I’m sitting under the canvas canopy of the Dawn On The Amazon restaurant here in Iquitos when an old friend plops down in the chair across from me. Brian Adams is a middle-aged guy from Minnesota. He has been living in various towns in the Peruvian jungle for the past decade or so. As thin as a broomstick, he has a head of thick white hair and a face brown enough to pass for a local.
I reached across the table and shook his hand. “I haven’t seen you for years. Where have you been?”
He laughs. “Looking for God?” he says.
Was that a note of sarcasm in his voice? “Good for you,” I reply.
“Why is it good for me?” he asks. Not waiting for my reply, he adds, “It was a waste of time.”
His answer reminds me that Brian is an atheist. “You must have been looking in the wrong places, Brian.”
Another burst of laughter. “Yeah, that must be it. I was looking in the wrong places.”
This time there is no doubt that he was being sarcastic. We sit in silence for a minute or two, both of us taking in the fiery red sun as it slips past some trees in the distance, sending a pink glow hoovering over the backwater of the Amazon River. I can tell by the smile on Brian’s face that he’s enjoying the view as much as me.
“Beautiful, isn’t it,” I say.

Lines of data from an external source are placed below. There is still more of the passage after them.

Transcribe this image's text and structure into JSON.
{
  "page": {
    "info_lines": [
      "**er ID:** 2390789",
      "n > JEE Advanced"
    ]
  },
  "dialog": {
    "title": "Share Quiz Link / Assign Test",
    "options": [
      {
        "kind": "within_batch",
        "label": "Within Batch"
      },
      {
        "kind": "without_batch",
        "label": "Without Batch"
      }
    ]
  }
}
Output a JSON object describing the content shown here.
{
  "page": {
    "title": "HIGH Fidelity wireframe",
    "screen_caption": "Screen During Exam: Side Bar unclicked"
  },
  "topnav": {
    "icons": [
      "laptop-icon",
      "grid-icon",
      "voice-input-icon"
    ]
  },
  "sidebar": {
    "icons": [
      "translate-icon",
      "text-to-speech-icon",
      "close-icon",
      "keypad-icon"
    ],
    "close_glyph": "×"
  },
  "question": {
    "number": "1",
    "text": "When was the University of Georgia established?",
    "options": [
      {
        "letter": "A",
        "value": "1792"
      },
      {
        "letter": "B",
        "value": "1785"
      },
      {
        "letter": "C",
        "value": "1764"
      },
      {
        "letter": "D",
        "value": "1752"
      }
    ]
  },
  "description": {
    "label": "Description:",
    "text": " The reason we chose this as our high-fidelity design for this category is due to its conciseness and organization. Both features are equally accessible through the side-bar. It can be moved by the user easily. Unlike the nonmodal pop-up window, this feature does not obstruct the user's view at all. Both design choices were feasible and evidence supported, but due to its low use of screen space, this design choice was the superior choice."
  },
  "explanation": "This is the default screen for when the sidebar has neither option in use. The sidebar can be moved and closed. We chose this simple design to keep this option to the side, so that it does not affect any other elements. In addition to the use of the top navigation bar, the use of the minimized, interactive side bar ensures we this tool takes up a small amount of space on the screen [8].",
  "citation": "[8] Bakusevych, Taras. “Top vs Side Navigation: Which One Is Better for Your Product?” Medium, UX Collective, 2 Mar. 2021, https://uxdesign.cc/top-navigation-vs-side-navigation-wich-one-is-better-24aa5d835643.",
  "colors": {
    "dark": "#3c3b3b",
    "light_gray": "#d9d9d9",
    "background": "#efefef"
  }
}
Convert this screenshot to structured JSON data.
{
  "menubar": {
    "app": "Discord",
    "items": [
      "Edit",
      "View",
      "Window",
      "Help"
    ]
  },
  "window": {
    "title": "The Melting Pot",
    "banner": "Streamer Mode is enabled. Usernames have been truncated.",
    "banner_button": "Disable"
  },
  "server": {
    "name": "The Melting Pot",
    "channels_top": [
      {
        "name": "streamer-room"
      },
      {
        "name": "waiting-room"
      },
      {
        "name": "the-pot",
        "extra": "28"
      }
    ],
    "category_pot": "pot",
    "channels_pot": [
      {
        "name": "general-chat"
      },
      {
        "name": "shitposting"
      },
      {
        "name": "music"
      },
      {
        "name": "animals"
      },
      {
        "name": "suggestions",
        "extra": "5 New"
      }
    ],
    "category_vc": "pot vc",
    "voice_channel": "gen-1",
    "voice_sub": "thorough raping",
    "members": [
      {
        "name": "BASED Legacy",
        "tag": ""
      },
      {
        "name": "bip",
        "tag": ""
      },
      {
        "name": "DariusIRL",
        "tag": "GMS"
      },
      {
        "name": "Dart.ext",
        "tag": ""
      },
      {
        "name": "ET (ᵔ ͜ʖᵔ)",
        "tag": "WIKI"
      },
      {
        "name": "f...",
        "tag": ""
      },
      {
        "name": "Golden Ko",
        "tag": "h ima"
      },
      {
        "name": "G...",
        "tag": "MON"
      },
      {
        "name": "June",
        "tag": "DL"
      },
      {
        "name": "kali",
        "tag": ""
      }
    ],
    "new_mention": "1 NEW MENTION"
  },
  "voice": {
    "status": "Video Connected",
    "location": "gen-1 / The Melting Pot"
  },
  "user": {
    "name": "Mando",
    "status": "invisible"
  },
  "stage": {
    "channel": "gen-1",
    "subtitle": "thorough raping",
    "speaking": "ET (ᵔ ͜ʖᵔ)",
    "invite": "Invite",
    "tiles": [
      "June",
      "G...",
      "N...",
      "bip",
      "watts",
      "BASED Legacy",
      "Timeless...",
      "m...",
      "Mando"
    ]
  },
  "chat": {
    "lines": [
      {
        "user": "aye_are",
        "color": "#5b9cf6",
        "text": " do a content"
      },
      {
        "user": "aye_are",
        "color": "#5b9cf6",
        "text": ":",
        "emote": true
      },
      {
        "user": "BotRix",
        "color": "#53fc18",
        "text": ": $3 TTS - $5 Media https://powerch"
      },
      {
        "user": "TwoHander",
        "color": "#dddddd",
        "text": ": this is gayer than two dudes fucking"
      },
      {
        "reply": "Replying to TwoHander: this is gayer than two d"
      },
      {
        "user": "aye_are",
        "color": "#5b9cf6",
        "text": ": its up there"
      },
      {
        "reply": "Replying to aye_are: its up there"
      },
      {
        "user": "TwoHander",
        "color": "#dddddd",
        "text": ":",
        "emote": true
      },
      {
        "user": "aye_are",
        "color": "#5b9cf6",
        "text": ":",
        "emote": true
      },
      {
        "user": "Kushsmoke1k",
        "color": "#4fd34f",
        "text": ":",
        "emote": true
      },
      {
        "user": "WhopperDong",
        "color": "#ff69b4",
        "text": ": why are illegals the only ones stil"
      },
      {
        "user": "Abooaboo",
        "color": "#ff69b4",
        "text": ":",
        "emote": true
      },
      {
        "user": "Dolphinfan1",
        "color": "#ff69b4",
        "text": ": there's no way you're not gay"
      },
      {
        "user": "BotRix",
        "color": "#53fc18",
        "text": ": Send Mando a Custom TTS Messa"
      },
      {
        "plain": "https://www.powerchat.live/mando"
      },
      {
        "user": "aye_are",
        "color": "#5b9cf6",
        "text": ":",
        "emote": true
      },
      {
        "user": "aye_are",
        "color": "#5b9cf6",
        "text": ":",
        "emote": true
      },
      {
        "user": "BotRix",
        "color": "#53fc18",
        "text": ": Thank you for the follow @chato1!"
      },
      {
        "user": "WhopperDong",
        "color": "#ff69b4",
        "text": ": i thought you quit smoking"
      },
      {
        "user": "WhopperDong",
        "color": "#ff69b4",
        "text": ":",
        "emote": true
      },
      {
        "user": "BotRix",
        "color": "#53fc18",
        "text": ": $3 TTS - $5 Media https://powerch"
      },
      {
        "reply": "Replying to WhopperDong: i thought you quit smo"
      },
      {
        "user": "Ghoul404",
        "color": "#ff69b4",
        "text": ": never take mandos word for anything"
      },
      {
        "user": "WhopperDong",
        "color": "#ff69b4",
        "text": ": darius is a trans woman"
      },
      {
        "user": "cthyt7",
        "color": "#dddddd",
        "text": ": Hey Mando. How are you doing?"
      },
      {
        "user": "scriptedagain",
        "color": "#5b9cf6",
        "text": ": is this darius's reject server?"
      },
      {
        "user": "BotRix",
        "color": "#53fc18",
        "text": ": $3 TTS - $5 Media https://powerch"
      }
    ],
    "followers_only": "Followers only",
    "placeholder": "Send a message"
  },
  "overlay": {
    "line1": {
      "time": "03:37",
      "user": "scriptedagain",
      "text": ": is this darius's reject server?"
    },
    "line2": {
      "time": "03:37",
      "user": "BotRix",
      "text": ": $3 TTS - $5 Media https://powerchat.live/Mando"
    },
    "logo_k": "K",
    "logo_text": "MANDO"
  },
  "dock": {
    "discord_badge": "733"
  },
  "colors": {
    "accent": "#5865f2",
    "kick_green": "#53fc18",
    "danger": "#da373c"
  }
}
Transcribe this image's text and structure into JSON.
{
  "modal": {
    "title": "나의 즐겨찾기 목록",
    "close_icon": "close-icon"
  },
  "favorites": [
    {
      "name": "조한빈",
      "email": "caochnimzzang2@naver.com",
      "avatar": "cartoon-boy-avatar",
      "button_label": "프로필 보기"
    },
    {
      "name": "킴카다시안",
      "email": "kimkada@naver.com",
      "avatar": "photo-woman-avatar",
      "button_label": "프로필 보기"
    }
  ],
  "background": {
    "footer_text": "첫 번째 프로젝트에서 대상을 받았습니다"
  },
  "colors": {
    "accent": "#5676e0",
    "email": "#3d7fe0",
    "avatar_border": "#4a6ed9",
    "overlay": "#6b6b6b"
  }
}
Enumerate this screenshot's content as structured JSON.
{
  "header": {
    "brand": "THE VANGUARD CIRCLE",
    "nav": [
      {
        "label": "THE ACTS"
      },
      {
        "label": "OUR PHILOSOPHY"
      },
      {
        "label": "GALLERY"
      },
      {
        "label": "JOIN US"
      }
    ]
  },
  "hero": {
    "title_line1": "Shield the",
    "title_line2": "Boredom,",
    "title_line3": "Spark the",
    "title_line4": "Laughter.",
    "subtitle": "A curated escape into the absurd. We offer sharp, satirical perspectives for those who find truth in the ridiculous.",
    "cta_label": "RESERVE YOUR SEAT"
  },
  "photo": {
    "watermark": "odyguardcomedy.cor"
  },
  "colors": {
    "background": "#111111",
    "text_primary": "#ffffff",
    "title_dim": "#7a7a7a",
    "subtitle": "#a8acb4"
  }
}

He nods his head in agreement.
“God is a wonderful artist, isn’t He?
He shakes his head. “You know as well as I do, Leo, there is no such thing as God.”
I chuckle. “You mean you don’t believe you’ve found a god worthy of your intellect.”
He laughs. Fixing a thoughtful gaze on me, he asks, “I suppose you still believe in God?”
“Brian, I’m not smart enough not to believe in God.” I sit back and wait for a reply. When I notice he’s waiting for me to elaborate, I say, “I can’t imagine a world without God. Do you know the first thing I do when I awake every morning?”
“I know what you’re going to say, you’re going to tell me that your God,” he replies, emphasizing the word ‘your, “is responsible for each day.”
I lean across the table. “I do, Brian.”
“There is no god, Leo.” To drive home his point he adds, “That’s just something you’ve made up to lean on when things go wrong. Like a crutch.”
“You’re darn tootin’,” I reply in my best southern accent, adding a syllable to every word. “And yes … like you say … a crutch I lean on every day.”
He shakes his head. “If you need a crutch, that’s okay for you. But for me—” He stops. After a pregnant pause, he says in an earnest voice, “I wish I had your simple faith.”
That’s when I invite him to attend with me the small church on the outskirts of town the girls and I attend every Sunday. To my surprise, he accepts the offer. “Are you sure I’ll be welcome there?”
“I guarantee it, buddy.”
We chat a few minutes longer before he says he has to go. As I watch him stroll down the street, I think: That wasn’t as hard as I thought it would be.